Running alone can be fun.  I raced alone last year and finished with a rather respectable time.  But, like life, running is more fun to with other people.  For example, try to play a game of monopoly by yourself, it’s no fun; trust me.  And who really wants to spend life playing solitaire?

Back to running.  Two weeks before the race, Yasi and I went out on the Day of the Dead, November 1st for those of you not up on all of the many Spanish holidays, and ran 11 miles.  We started out around 8 in the morning, a great feat in itself for a day off, when I would’ve liked to sleep in.  Unfortunately, both life and running require early wake up calls.  It was worth it.  We jogged out of sleepy Xela, to around 8,000 plus feet in elevation,  making it back for 11 miles in around two hours.  We passed small painted churches and cemeteries alive with guests paying their respects to the dead.  Many of whom were littering the air with kites as if they were sending messages skyward to their dead relatives. As I pressed on, I wondered if the dead were up in heaven partying like they’d just finished a long and tiring race.  (side note, if you haven’t got to a cemetery on the Day of the Dead you really should.) The next week I ran 12 miles in one hour and fourty-five minutes.  I knew I was ready for my race.

So, early on the unseasonably warm morning of the 14th of November, I jogged down the colorful streets of Xela to the European style arches on Independence Street, which were serving as the starting line.  Runners were jogging up and down the streets.  Bouncing up and down to loosen their limbs.  It was like a river of Salmon all swimming up stream in their bright bright yellow half-marathon shirts.  As I waded down stream through the crowd of runners, which seamed to be much larger than last year, I still managed to find my friend Maria Marta.  Maria and I had run a 10 k together a month earlier and, with an unspoken agreement, we set off together at the starting gun.  She matched my pace for the first 10 kilometers, passing people when I passed them.  Weaving in and out through the packed streets.  Every time I wanted to slow down, she would either be right there pushing me on.  It’s hard to slack off when you have someone running right by your side.

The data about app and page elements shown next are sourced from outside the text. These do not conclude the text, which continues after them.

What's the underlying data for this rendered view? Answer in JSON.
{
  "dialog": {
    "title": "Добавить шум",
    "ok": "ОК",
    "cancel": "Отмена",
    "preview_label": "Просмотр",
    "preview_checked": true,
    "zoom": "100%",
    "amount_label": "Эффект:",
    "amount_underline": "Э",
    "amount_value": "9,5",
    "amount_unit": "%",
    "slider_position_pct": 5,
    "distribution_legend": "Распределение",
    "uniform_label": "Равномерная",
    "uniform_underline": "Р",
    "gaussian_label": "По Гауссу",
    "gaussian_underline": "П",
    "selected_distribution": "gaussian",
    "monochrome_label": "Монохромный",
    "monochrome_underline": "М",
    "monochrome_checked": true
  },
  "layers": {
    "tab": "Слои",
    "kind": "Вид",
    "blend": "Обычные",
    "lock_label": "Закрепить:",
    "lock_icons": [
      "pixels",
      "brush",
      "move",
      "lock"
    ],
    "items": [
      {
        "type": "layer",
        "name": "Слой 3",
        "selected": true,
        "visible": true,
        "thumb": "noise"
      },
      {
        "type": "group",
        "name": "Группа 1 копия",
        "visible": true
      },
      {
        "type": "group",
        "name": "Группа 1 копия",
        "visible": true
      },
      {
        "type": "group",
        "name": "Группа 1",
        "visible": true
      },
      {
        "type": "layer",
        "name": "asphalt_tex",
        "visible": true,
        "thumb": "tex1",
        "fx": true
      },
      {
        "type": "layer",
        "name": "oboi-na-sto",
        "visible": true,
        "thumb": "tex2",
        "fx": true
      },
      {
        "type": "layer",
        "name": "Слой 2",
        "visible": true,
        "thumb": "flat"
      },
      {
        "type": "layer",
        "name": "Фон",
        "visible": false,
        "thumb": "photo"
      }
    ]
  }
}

I ran all the way until the 14th kilometer.  Maria had finally fallen behind.  Around 12 kilometers in, we’d reached the Cuesta Blanca, the big hill on the race (it’s so big cars struggle up it’s slope), and she was gone, somewhere behind me.  My heart was pounding out of my ears and my mind wouldn’t push my body any harder.  I had no one to keep me going, except my iPod.  AC/DC’s You Shook Me All Night Long blasted me onwards toward the next water station.  And then my iPod died.  I no longer had any desire to go on.  But I knew I had to press forward or it would be hours until I finished.  I had trained so hard.  I couldn’t let it go to waste.  I walked in the heat.  Ran in the shade.  Pushing my self toward the finish line.  Encouraged by my students who had come to watch.  Each heavy footfall on the pavement brought me nearer to the end.  From the Minerva Temple I could see Heaven, the finish line, and I knew I’d made it.  Euphoria set in when I realized I’d completed the race.  My time wasn’t what I had hoped for, but that’s life right?  We don’t always get what we want, but we wind up at the end anyway.

Just like life, the best part of the race was when I had someone to run with.  Finishing the race all by myself was hard.  I’d like to say I didn’t finish as well last year because my iPod died, but I really think it was because I didn’t have anyone to push me at the end.  I walked into the finishing tent alone and received my medal and Powerade.  Yet, as I looked up from the finishing line, I saw people I knew.  There was a girl I had gone on a date with, but hadn’t called back because she was crazy.  Awkward!  There were my housemates Mike and Denise, a few people from work, and several of my students.  I felt very encouraged to see them cheering me on at the finish.  It made the hard run worth it.  And I think life and heaven will be like that.  We will finish the race and see people we thought we’d never see again and it will make all of the hardships we went through worth it.